People hate to wait, especially when the wait is unexpected. One way to make visitors to a website wait unexpectedly is to fail to mark links that bring up PDF documents rather than regular (HTML) web pages. Site-visitors who click on such links are, without warning, forced to wait 10-30 seconds while their browser's PDF plug-in (e.g., Adobe Acrobat Reader) starts up. Furthermore, there is usually no way to stop the process until the document is displayed, so the user must wait for the document to display even if s/he doesn't care to see it.
Several Web-designer colleagues who encountered this blooper have pointed me to sites that commit it. I've also often encountered it myself.
The blooper can be found on the Home page of Teknion, a Canadian manufacturer of workplace furniture (see below). It's bad enough that the links under "New at Teknion" are not clearly marked as links, but the first one (only) is a link that displays a PDF file.
Another site that has unmarked PDF links on its Home page is the Keystone Health Plan Central website (see below). Both "Formulary" links display PDF documents without warning. Links on a site's main navigation bar that display PDF links are especially misleading: no one would expect that.
KHPC.com also commits the blooper on its Press Releases page. Nothing on the page informs visitors that the Press Releases are PDF documents. Perhaps the designers expect site-visitors to look at their browser's status line, where the destination of links is previewed. However, few Web users ever look there unless somehow warned to do so.
Our final example, from Sony's "Media by Sony" division, illustrates a fairly common form of the blooper. Product specifications are often PDF files, but many sites, MediaBySony.com included, do not mark them as such. Site-visitors who don't know that product specs are often PDFs will click and have to endure the 10-30 second wait while their PDF reader starts up.

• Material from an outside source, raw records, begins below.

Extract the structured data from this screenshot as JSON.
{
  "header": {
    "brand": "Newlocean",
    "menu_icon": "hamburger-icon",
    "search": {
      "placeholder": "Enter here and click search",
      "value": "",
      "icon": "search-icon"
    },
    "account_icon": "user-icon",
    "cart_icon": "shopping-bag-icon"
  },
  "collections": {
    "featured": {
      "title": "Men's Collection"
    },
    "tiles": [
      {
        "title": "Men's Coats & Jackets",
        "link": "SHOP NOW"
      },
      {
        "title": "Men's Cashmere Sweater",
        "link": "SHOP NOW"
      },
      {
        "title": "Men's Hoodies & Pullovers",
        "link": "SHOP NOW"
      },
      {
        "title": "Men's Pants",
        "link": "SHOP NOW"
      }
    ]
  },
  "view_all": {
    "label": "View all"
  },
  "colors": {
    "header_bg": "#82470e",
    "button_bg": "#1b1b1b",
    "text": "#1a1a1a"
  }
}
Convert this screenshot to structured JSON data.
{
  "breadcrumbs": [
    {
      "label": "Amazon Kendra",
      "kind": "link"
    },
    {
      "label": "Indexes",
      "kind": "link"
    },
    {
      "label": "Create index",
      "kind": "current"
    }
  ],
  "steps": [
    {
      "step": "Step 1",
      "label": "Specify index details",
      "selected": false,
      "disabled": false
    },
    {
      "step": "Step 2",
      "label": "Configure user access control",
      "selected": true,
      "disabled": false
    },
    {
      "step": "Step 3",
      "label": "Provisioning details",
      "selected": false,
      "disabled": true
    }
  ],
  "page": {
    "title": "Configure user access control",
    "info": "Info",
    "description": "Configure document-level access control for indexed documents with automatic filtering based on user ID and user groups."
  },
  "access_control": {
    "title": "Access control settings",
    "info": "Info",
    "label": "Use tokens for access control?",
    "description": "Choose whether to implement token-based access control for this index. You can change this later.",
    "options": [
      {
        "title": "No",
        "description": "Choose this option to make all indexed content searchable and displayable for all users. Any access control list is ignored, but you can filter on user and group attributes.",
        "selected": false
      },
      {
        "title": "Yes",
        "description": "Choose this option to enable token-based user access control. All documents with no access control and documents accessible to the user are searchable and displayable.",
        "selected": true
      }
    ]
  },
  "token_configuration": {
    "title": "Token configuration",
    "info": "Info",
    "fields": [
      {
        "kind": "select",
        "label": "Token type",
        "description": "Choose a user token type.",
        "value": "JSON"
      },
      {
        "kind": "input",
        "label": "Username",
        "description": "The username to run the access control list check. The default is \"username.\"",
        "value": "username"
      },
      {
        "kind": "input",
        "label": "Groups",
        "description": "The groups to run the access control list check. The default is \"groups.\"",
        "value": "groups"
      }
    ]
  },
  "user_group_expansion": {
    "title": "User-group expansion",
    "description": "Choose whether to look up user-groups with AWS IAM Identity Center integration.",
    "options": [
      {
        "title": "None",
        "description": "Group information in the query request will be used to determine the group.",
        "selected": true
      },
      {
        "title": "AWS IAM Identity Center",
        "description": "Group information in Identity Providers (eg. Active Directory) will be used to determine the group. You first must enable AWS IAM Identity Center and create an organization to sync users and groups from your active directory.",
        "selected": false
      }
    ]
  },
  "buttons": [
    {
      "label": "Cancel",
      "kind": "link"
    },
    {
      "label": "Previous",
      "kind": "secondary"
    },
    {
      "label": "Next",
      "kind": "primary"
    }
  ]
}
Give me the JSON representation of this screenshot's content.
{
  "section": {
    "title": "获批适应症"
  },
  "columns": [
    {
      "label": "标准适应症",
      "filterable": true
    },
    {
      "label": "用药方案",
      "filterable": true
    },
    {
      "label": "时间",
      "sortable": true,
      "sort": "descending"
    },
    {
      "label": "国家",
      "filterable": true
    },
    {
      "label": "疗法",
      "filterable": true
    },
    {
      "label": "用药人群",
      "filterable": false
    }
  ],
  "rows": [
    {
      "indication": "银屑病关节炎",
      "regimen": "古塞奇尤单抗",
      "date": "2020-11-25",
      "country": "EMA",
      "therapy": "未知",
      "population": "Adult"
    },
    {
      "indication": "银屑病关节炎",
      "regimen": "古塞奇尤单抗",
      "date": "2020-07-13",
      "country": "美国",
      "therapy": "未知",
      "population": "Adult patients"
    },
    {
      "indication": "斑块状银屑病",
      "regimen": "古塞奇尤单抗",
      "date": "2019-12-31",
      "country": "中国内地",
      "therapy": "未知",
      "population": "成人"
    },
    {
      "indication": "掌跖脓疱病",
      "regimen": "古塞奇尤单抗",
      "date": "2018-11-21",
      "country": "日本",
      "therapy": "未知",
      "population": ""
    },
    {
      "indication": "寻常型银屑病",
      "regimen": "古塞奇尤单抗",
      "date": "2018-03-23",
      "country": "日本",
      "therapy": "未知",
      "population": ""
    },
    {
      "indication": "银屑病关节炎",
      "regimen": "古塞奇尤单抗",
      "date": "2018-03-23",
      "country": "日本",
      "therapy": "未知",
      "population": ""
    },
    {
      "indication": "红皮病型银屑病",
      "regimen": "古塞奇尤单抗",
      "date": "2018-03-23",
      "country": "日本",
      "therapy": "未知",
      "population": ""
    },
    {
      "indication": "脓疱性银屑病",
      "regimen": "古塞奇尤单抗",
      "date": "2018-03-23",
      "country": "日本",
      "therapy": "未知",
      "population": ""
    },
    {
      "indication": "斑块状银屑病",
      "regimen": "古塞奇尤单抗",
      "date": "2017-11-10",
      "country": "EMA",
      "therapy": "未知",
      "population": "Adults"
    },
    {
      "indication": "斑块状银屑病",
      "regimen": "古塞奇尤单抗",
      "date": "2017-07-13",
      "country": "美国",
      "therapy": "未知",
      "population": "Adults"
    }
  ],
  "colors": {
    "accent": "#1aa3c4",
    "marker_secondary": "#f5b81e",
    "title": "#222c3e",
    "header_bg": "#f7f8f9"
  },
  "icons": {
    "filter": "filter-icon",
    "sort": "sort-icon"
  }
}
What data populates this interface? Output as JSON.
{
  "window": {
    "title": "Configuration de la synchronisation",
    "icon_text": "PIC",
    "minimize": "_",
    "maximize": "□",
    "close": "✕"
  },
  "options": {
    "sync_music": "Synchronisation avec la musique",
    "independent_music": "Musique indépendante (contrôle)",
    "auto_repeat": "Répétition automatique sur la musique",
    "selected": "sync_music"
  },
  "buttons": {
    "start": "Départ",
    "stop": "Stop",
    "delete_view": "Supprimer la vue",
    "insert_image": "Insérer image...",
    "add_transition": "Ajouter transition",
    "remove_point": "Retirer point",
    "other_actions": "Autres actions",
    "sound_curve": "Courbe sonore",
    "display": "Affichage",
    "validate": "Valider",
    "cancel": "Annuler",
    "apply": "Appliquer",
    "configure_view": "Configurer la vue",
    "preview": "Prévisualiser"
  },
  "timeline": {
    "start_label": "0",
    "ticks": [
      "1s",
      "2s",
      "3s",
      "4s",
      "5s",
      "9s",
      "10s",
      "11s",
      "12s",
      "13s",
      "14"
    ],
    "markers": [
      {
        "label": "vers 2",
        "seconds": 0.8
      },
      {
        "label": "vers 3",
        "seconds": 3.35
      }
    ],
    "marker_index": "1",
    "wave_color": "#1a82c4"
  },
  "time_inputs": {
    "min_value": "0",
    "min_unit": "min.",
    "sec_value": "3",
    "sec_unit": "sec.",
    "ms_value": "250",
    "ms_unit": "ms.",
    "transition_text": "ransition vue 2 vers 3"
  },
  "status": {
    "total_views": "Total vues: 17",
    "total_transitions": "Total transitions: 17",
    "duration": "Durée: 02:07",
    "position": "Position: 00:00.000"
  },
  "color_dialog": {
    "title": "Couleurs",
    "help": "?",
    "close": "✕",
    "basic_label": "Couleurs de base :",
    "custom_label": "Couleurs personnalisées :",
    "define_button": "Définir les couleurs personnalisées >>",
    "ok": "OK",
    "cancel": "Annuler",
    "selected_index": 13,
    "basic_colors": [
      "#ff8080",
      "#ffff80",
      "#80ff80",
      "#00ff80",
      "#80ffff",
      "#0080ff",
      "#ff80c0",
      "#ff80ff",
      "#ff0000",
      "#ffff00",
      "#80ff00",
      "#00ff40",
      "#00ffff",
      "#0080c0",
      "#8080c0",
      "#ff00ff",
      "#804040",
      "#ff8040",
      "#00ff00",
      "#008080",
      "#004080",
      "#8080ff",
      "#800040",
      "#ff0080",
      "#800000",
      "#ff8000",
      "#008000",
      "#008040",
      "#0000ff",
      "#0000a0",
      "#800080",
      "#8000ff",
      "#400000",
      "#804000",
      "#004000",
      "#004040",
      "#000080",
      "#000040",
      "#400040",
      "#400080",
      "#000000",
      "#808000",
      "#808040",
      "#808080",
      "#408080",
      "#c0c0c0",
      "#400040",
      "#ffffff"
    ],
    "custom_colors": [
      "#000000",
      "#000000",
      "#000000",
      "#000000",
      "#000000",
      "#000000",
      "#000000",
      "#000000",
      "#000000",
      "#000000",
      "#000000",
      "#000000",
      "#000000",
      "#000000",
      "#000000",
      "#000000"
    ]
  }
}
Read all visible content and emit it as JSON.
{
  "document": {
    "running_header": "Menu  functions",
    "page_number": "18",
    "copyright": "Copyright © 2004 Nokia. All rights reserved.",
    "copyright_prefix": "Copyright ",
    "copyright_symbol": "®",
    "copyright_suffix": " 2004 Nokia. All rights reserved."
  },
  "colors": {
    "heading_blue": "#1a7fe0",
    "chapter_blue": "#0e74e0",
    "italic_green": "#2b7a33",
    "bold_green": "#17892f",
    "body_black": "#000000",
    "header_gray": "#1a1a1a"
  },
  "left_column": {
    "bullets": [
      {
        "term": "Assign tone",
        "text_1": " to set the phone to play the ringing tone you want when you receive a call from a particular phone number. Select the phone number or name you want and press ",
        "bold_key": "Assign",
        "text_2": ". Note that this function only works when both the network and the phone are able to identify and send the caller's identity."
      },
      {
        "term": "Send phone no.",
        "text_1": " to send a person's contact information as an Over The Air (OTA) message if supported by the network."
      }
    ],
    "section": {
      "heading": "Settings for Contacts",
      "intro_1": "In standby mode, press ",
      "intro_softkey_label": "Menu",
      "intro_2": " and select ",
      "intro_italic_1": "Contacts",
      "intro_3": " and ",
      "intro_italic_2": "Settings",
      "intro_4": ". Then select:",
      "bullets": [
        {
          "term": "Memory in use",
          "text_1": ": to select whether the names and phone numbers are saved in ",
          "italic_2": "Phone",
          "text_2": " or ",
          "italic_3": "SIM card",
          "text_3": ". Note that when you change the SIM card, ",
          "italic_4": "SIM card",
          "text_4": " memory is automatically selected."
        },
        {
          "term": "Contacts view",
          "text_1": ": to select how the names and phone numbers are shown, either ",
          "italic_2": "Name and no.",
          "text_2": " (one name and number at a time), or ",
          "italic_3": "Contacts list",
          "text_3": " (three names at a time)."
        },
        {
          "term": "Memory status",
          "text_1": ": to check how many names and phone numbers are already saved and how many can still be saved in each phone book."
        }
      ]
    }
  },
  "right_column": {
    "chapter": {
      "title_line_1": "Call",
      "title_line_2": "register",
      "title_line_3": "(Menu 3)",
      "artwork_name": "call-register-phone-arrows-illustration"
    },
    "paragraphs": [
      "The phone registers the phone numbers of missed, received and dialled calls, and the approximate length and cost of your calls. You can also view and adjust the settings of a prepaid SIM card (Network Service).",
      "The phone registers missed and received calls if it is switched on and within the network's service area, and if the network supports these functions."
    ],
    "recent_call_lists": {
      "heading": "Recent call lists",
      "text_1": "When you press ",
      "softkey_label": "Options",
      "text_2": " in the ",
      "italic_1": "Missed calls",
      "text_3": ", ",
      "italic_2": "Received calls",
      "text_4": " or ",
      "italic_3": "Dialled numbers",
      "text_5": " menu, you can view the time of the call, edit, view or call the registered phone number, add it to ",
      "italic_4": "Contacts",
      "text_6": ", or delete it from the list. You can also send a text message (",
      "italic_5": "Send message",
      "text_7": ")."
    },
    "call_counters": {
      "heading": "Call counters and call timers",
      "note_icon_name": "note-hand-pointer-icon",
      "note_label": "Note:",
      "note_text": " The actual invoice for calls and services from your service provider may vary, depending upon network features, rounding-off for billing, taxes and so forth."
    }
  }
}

Links that display PDF documents are easy to mark, so there really is no excuse not to mark them. The marking should be highly salient, both to visitors who can see graphics and to those who cannot. PDF symbols such as that displayed on the About Us page of Refinery.com (below) are helpful in making PDF links stand out, but they aren't by themselves sufficient, because sight-impaired Web users and those whose browsers don't display graphic images won't see them. Therefore, it is important to include ALT text for the PDF symbol or external text identifying the link as a PDF link.
Further guidance on how best to mark PDF links can be read in Jon Ashley's excellent article: "Visual Cues Can Make PDFs More Usable for Your Site Visitors."
No amount of marking makes it OK to have links on a navigation bar that display PDF documents. Navigation bar links should never open PDF documents. They should always take the user to some other page on the site, where PDF links -- or any type of link -- may be provided.
(Thanks to Jon Ashley, Avi Soudack, and Bill Litfin for the examples used in this article.)